Across New York State, activists are seeing broadband internet access as a way to improve education and to improve neighborhoods, perhaps with community ownership.
The digital divide has been something of a slogan, with activists saying something has to be done because finance and availability meant only some people had web service. Then, the problem worsened at the start of the COVID-19 pandemic as students were forced into remote learning.
The State Education Department is running a series of webinars looking at the whole issue and what to do about it. Yesterday, they heard from a variety of perspectives.
"Many different projects and initiatives are underway," said Curtis Robbins, director of strategy. research and evaluation for the John R. Oishei Foundation.

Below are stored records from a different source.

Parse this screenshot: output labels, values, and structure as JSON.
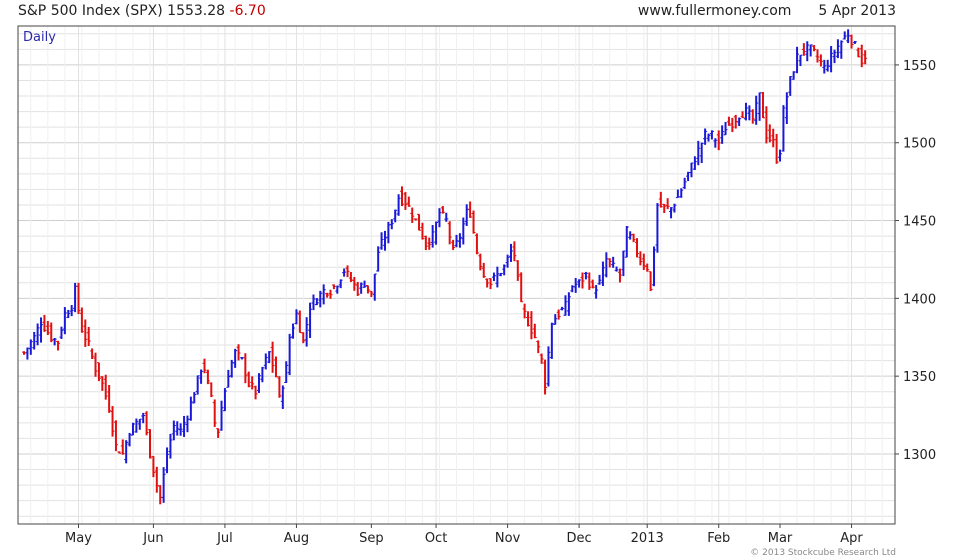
{
  "header": {
    "title": "S&P 500 Index (SPX)",
    "last": "1553.28",
    "change": "-6.70",
    "site": "www.fullermoney.com",
    "date": "5 Apr 2013"
  },
  "copyright": "© 2013 Stockcube Research Ltd",
  "colors": {
    "up": "#1a1ad6",
    "down": "#e01010",
    "grid": "#e2e2e2",
    "axis": "#444444",
    "label": "#2a2aa8"
  },
  "chart_data": {
    "type": "ohlc",
    "label": "Daily",
    "yticks": [
      1300,
      1350,
      1400,
      1450,
      1500,
      1550
    ],
    "ylim": [
      1255,
      1575
    ],
    "xlim": [
      0,
      254
    ],
    "xticks": [
      {
        "label": "May",
        "idx": 16
      },
      {
        "label": "Jun",
        "idx": 38
      },
      {
        "label": "Jul",
        "idx": 59
      },
      {
        "label": "Aug",
        "idx": 80
      },
      {
        "label": "Sep",
        "idx": 102
      },
      {
        "label": "Oct",
        "idx": 121
      },
      {
        "label": "Nov",
        "idx": 142
      },
      {
        "label": "Dec",
        "idx": 163
      },
      {
        "label": "2013",
        "idx": 183
      },
      {
        "label": "Feb",
        "idx": 204
      },
      {
        "label": "Mar",
        "idx": 222
      },
      {
        "label": "Apr",
        "idx": 243
      }
    ],
    "anchors": [
      [
        0,
        1365
      ],
      [
        3,
        1375
      ],
      [
        5,
        1385
      ],
      [
        8,
        1375
      ],
      [
        10,
        1372
      ],
      [
        12,
        1390
      ],
      [
        14,
        1395
      ],
      [
        15,
        1405
      ],
      [
        17,
        1380
      ],
      [
        19,
        1370
      ],
      [
        21,
        1355
      ],
      [
        23,
        1345
      ],
      [
        25,
        1330
      ],
      [
        27,
        1305
      ],
      [
        29,
        1300
      ],
      [
        31,
        1315
      ],
      [
        33,
        1320
      ],
      [
        35,
        1325
      ],
      [
        37,
        1300
      ],
      [
        39,
        1280
      ],
      [
        40,
        1272
      ],
      [
        42,
        1300
      ],
      [
        44,
        1318
      ],
      [
        46,
        1315
      ],
      [
        48,
        1325
      ],
      [
        50,
        1340
      ],
      [
        52,
        1355
      ],
      [
        53,
        1355
      ],
      [
        55,
        1335
      ],
      [
        56,
        1320
      ],
      [
        57,
        1315
      ],
      [
        58,
        1330
      ],
      [
        60,
        1352
      ],
      [
        62,
        1365
      ],
      [
        64,
        1360
      ],
      [
        66,
        1345
      ],
      [
        68,
        1340
      ],
      [
        70,
        1355
      ],
      [
        72,
        1365
      ],
      [
        74,
        1350
      ],
      [
        75,
        1335
      ],
      [
        77,
        1355
      ],
      [
        78,
        1375
      ],
      [
        80,
        1390
      ],
      [
        82,
        1372
      ],
      [
        84,
        1395
      ],
      [
        86,
        1400
      ],
      [
        88,
        1405
      ],
      [
        90,
        1405
      ],
      [
        92,
        1410
      ],
      [
        94,
        1418
      ],
      [
        96,
        1412
      ],
      [
        98,
        1405
      ],
      [
        100,
        1410
      ],
      [
        102,
        1402
      ],
      [
        104,
        1430
      ],
      [
        106,
        1440
      ],
      [
        108,
        1450
      ],
      [
        110,
        1465
      ],
      [
        112,
        1462
      ],
      [
        114,
        1455
      ],
      [
        116,
        1445
      ],
      [
        118,
        1435
      ],
      [
        120,
        1440
      ],
      [
        122,
        1455
      ],
      [
        124,
        1450
      ],
      [
        126,
        1430
      ],
      [
        128,
        1440
      ],
      [
        130,
        1455
      ],
      [
        131,
        1455
      ],
      [
        133,
        1430
      ],
      [
        135,
        1415
      ],
      [
        137,
        1410
      ],
      [
        139,
        1415
      ],
      [
        141,
        1420
      ],
      [
        143,
        1430
      ],
      [
        144,
        1428
      ],
      [
        146,
        1395
      ],
      [
        148,
        1385
      ],
      [
        150,
        1375
      ],
      [
        152,
        1360
      ],
      [
        153,
        1345
      ],
      [
        155,
        1385
      ],
      [
        157,
        1390
      ],
      [
        159,
        1395
      ],
      [
        161,
        1408
      ],
      [
        163,
        1410
      ],
      [
        165,
        1415
      ],
      [
        167,
        1405
      ],
      [
        169,
        1410
      ],
      [
        171,
        1425
      ],
      [
        173,
        1420
      ],
      [
        175,
        1415
      ],
      [
        177,
        1443
      ],
      [
        179,
        1435
      ],
      [
        181,
        1425
      ],
      [
        183,
        1420
      ],
      [
        184,
        1405
      ],
      [
        186,
        1460
      ],
      [
        188,
        1458
      ],
      [
        190,
        1458
      ],
      [
        192,
        1465
      ],
      [
        194,
        1475
      ],
      [
        196,
        1485
      ],
      [
        198,
        1495
      ],
      [
        200,
        1505
      ],
      [
        202,
        1505
      ],
      [
        204,
        1500
      ],
      [
        206,
        1510
      ],
      [
        208,
        1513
      ],
      [
        210,
        1518
      ],
      [
        212,
        1520
      ],
      [
        214,
        1515
      ],
      [
        216,
        1530
      ],
      [
        218,
        1505
      ],
      [
        220,
        1500
      ],
      [
        221,
        1490
      ],
      [
        222,
        1495
      ],
      [
        223,
        1520
      ],
      [
        225,
        1540
      ],
      [
        227,
        1555
      ],
      [
        229,
        1560
      ],
      [
        231,
        1560
      ],
      [
        233,
        1555
      ],
      [
        235,
        1548
      ],
      [
        237,
        1555
      ],
      [
        239,
        1562
      ],
      [
        241,
        1568
      ],
      [
        242,
        1570
      ],
      [
        244,
        1562
      ],
      [
        246,
        1553
      ],
      [
        247,
        1556
      ]
    ]
  }
}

"In fact, Microsoft has partnered with municipalities and some rural counties to deploy WiFi hot spots. There are dozens of potential partners looking for ways to engage in this work."
The solutions are desperately needed. It's an issue in every section of the state, from rural areas like Niagara and Orleans Counties to the Bronx, where nearly half of residences don't have web access.
"Sullivan County is building a community 4-G system on towers in that rural area," Community Tech New York's Greta Byrum told the session.
"Brooklyn Public Library is extending their non E-rate internet connection out 300-feet in every direction by putting antennas on their roof tops in Brooklyn."
For many families, libraries have been their only alternative. It's not uncommon to see parents and students huddled outside libraries late at night in order to access 24/7 Wi-Fi service.